Tuesday, December 09, 2014

When Will You Go?

Tomorrow. Next month. Next Year. After I finish my education. After I become sure I am making the right decision. After I save a respectable amount of money. After I get married. After my kids go to school. After my kids get married. After I overcome the high blood pressure. After I retire. Right after I manage to stand on my own today and pee in less than a minute.

Whoa whoa whoa, back up, there!

Procrastination is the world's favorite hobby. It is free, it is convenient, it is ridiculously easy. When it comes to travel, we come up with all sorts of funny excuses. A big part of the reason though, one which we don't like to reveal, is that most of us don't actually want to travel. We just want to want to travel.

We secretly crave the life of the tea seller in Paulo Coelho's Alchemist, dreaming of visiting Mecca but cringing from the idea of actually getting off his ass. We know that wanting to travel the world is a lot less expensive, lot easier, and a lot more romantic than traveling the world.
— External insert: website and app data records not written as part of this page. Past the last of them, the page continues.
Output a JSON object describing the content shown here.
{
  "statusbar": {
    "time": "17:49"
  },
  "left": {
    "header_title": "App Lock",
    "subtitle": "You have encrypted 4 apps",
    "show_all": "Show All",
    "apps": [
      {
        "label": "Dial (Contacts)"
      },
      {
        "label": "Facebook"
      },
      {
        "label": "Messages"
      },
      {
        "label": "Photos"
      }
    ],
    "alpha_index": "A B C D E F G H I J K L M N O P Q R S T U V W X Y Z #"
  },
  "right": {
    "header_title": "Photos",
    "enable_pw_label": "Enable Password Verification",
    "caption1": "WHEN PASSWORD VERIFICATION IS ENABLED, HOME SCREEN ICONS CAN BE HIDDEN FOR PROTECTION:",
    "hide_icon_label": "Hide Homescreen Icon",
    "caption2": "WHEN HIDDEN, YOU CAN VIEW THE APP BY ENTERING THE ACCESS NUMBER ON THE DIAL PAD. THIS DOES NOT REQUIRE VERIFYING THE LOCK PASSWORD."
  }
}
And when most of the rest of the world has already bought into that secret, it is a lot easier to fall prey to the lure of whining about your unfulfilled dreams with fellow average Joes.

If you are a true traveler, you must realize that your reasons for not wanting to travel right now will still apply a year from now. Not just that, there will be even more terrifying demons to slay.

You say you have student loans? Just wait till you have to deal with mortgage.

You say you have commitments? Just wait till you get married.

You say you have no money? Just wait till you have children.

We worry about waiting till we are certain we are making the right choice. We worry about being mugged in unfamiliar locations. We worry about being stranded in a jungle with no coverage on your cellphone. We worry about something as silly as getting lost.

Guess what, you can get lost, stranded, or mugged just as easily in your home town. You can run out of money just as easily, sometimes more so, in your current life. You can make bad decisions in your life all the time regardless of where you are.

If you don't want to travel, you will always find a reason to not leave it all behind and get out on the road. Like the mythical Hydra, There will always be bills to pay, weddings to attend, bonds to maintain, and excuses to nurture. And just as you think you have cut one off, new ones will have already sprung to action in its place.

Tomorrows are nothing but a fickle mire of uncertainty. Tomorrows will always remain tantalizingly beyond the horizon. Until one day, like the ever-absent roll of toilet paper in public bathrooms, you run out of tomorrows just when you need them the most. You can never start traveling on a tomorrow; the day you get going is always a today. Unless you are Matthew McConaughey in a Tesseract constructed by 5-dimensional humans of the future; then you can get going on a tomorrow. But until then, rely on your supply of todays. They never run out.

There is never a perfect time to travel. The best thing about traveling, though, is it doesn't need one!

A Day in Bijapur

The first thing you notice while traveling from Maharashtra to Karnataka is that the buses are much less deadly in the latter. And the roads smoother. And the scenery nicer. And the fuel prices lower. But I digress.
I rolled into Bijapur around noon, and booked a room in Santosh lodge, opposite the bus station. The rooms are clean but cramped and there's no generator backup, but a room w/o TV is a good deal at 250 Rs/night (300 w/ TV).
In the evening I went out to see Ibrahim Roja and the surrounding monuments. Visited the Jod Gumbaz (twin domes) and the Taj bawdi on the way. The latter was a stinking mess of filth. To put it mildly. Once used as drinking water to all of Medieval Bijapur, the bawdi (well) is now filled with slimy, murky water and chocked with trash. The Jod gumbaz is much better maintained but is used more as a picnic spot thanks to its surrounding lawns.
The Ibrahim Roja ('Roja' means the tomb of a male Muslim) is befitting of the status afforded by the Archaeological Survey of India. It consists of the Roja on the left and a mosque on the right, surrounded by lawns. Situated outside Bijapur's city fortifications, the Roja was built by Ibrahim Adilshah as a would-be tomb for his then-living wife. Building a tomb for a living wife was considered a display of love back then but times have changed; do not try this at home. As fate would have it, Ibrahim passed away before his Begum and became the first occupant of the monument.

Ibrahim Roja

The Ibrahim Roja

The passage down memory lane...

On my way back I paid a visit to the Malik-e-Maidan (meaning 'master of the battlefield' and known in Maharashtra as 'Mulukh Maidan') cannon. 14 ft long and about 5 ft wide (it almost reaches my shoulder!), this 55-ton leviathan was originally used by the Bahmani army against the forces of Vijayanagara at the battle of Talikote. It was brought to Bijapur by 10 elephants and many oxen and men. Its mouth is engraved with a crocodile crushing an elephant in its jaws, representing the Shah's victory over the south Indian Hindu kings.
The fearsome Malik-e-Maidan

Saba-Dome Gigante!

Legs crying out for a breather and hunger starting to rear its head, I returned to my room after satisfying the latter with some jalebi and a plate of delicious roadside chicken.